I really don’t like how the White Hats are portrayed in this book, especially in the beginning and after the first book. As I said in my review then, I hate how the Others are portrayed as a marginalised group and that discrimination and prejudice against them is views in the same way as bigotry against POC or the disabled or GBLT people.
But if we’re going to have that element then it needs to be consistent. And if we’re going to present the Others as a persecuted group, then the White Hats, a group that burns down their businesses, murders them on the street et al is one of the most violent and horrific hate groups out there. Even aside from that, the White Hats appear on Shiarra’s doorstep with a gun pointed at her. They’ve made it pretty clear the full nature of their organisation
So why debate and agonise over whether to join them or not? Why expect them to back her up? Why does she even feel that she can get them to work with vampires? For that matter, why does she think encouraging them on the understanding “hey you get to kill a vampire, it’s all good!” is an ethical or even remotely sensible tack to take? Working with a Hate group because your enemy happens to be one of the people they hate doesn’t make working with a hate group any more advisable or sensible (or moral) – especially when your allies, friends and loved ones are also members of the hated group.
Yes, they rescued her – but, again, even she could see why they did – they were less out to save her and more taking a shot at a nest of vampires
This is a problem I have with Shiarra; her competence as a protagonist frustrates me. I will say she has made vast improvements since the last book – in the last book I was amazed she even managed to be a private eye. In this book she is far more competent and capable with much less overwhelming fear. Unfortunately a large part of that competence does come from her magical belt – but she is generally a stronger protagonist despite repeated needs for rescuing.
Unfortunately she is one of the few women in this book – her business partner has been relegated to elsewhere and the only other woman is Mouse – a woman who is quite literally a silent weapon. I do hope she will be more in the future but to date that’s the extent of her character. I could also do without the extreme jealousy being showed by Chaz. Can we have a werewolf who is not a possessive arsehole? He makes no allowances for circumstances or the situation and is stuck very much on a “my woman, rawr” mentality.
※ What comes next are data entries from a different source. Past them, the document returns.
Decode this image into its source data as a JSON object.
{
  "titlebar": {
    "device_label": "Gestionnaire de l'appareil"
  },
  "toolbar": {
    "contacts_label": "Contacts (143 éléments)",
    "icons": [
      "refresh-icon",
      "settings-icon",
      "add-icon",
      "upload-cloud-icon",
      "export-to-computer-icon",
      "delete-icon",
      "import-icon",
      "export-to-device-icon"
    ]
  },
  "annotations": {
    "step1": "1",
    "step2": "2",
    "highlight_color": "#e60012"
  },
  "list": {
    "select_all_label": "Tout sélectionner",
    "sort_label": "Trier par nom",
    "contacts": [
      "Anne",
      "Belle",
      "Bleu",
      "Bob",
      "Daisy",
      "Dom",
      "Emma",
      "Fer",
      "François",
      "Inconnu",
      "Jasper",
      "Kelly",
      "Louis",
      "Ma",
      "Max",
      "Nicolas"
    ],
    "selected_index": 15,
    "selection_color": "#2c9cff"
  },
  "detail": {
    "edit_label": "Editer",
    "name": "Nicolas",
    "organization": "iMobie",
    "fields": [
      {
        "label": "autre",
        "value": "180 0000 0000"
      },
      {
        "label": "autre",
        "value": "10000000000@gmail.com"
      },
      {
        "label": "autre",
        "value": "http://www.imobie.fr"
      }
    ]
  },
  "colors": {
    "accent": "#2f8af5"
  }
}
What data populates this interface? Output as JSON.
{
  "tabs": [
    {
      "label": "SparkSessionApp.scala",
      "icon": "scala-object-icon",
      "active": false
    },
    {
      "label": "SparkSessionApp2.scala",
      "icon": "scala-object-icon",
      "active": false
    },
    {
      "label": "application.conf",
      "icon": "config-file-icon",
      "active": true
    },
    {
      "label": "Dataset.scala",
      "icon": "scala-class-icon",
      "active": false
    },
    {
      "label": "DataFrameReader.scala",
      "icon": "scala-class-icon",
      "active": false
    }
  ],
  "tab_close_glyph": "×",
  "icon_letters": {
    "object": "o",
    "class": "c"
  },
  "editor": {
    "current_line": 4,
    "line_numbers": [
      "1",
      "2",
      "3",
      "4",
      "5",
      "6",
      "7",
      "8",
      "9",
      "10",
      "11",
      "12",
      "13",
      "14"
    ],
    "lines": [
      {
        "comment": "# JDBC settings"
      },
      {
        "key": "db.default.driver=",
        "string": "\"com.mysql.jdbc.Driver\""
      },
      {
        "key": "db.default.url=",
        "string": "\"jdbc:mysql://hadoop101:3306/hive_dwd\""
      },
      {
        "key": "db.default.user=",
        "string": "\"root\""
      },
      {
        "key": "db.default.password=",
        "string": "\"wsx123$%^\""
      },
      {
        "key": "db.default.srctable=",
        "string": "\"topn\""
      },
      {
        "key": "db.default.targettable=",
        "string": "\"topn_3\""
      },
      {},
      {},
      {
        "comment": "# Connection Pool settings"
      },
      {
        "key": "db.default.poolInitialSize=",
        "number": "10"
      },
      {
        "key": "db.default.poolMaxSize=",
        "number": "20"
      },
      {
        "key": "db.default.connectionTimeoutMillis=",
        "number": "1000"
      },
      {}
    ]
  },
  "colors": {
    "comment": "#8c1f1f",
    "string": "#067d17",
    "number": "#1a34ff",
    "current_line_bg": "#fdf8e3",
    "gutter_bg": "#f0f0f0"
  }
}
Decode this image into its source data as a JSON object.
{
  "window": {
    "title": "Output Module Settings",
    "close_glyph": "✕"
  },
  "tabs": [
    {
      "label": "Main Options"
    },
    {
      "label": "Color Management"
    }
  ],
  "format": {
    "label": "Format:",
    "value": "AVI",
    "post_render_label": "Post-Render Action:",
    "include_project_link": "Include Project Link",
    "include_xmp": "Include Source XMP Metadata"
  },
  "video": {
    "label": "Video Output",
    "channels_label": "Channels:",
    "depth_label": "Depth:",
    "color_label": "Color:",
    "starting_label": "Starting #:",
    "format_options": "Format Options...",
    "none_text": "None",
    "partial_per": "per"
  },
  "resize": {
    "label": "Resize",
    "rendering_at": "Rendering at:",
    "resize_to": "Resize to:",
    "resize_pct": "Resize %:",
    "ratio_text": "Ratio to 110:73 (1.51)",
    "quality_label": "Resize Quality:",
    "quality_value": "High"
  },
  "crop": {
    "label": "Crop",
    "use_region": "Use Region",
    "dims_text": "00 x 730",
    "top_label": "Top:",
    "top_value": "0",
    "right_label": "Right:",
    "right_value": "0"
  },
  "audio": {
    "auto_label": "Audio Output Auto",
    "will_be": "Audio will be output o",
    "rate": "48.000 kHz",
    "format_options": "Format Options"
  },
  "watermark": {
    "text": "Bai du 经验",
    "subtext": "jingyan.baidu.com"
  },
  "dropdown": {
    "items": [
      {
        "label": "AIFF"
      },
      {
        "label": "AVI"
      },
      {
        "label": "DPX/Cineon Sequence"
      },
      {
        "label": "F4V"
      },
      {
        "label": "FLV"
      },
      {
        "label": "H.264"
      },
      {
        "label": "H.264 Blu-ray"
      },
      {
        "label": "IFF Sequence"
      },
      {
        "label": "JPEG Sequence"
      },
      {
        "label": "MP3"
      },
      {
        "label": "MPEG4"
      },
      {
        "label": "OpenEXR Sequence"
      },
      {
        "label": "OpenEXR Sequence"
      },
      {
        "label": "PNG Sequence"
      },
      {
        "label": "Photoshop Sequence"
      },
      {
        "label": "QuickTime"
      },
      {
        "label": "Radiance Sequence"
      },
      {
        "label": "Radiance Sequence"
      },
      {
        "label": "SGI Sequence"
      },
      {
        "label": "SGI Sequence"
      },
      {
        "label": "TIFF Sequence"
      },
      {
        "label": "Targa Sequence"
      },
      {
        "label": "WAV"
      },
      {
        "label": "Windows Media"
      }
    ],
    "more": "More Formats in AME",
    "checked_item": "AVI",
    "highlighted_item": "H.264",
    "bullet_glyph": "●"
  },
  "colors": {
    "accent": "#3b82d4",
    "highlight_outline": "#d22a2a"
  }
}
In terms of other minorities we got nothing, pretty much. Some very very minor background nameless characters, the odd dark skinned person and an Asian doctor. We have some unnamed gay vampires who are cowering in the home and even in a kidnap situation, Shiarra has time to mention her utter shock that ZOMG GAY PEOPLE and comment on their dress sense. Really? It’s references like this that make me want to dress in hessian sacks.
I think this book is a better book than the first book – many of the issues that annoyed me with Hunted with the Others have been addressed, if not necessarily resolved. But there are new issues with the White Hats and Shiarra’s decision making that stops this book going from being better to being massively better. Still, it’s heading upwards and is a good book besides. It’s definitely a better book and made this series one I want to follow.